Assigned task: Each line of the listing that contains "chevron" should be found and copied.

Dataset content below:

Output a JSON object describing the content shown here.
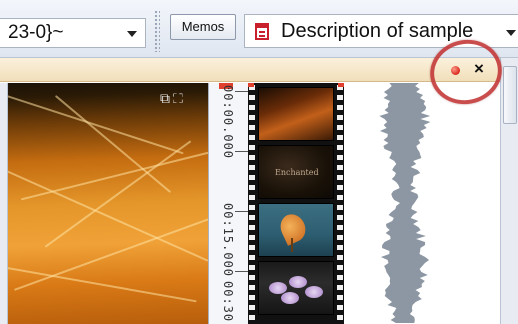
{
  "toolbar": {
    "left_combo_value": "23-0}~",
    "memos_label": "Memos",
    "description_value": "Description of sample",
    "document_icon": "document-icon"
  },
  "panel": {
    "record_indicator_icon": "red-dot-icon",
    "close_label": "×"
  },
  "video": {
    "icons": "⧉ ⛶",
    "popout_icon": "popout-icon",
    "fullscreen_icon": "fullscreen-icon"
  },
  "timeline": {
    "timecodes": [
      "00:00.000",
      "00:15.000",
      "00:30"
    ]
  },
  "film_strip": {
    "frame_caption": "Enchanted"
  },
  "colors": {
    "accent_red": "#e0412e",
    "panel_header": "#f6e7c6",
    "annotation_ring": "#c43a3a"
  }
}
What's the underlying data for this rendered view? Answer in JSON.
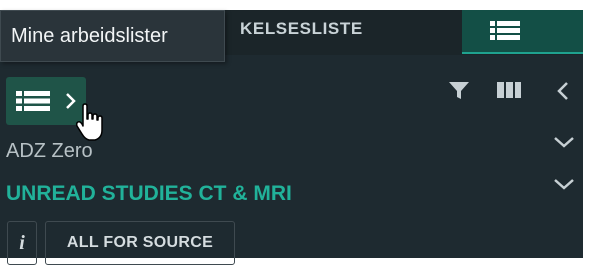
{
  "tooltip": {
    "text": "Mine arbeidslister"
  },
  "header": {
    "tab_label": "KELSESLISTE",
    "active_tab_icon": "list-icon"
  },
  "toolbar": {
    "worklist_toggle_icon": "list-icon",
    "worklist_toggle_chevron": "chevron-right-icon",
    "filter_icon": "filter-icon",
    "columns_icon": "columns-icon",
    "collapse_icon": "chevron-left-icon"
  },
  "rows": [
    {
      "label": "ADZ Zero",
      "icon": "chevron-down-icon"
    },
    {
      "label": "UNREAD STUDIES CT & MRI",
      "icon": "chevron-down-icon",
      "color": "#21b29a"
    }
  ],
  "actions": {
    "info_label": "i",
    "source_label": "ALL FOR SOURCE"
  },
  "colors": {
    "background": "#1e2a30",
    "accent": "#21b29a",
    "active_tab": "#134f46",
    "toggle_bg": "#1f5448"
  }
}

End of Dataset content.

Task output:
    "worklist_toggle_chevron": "chevron-right-icon",
    "collapse_icon": "chevron-left-icon"
      "icon": "chevron-down-icon"
      "icon": "chevron-down-icon",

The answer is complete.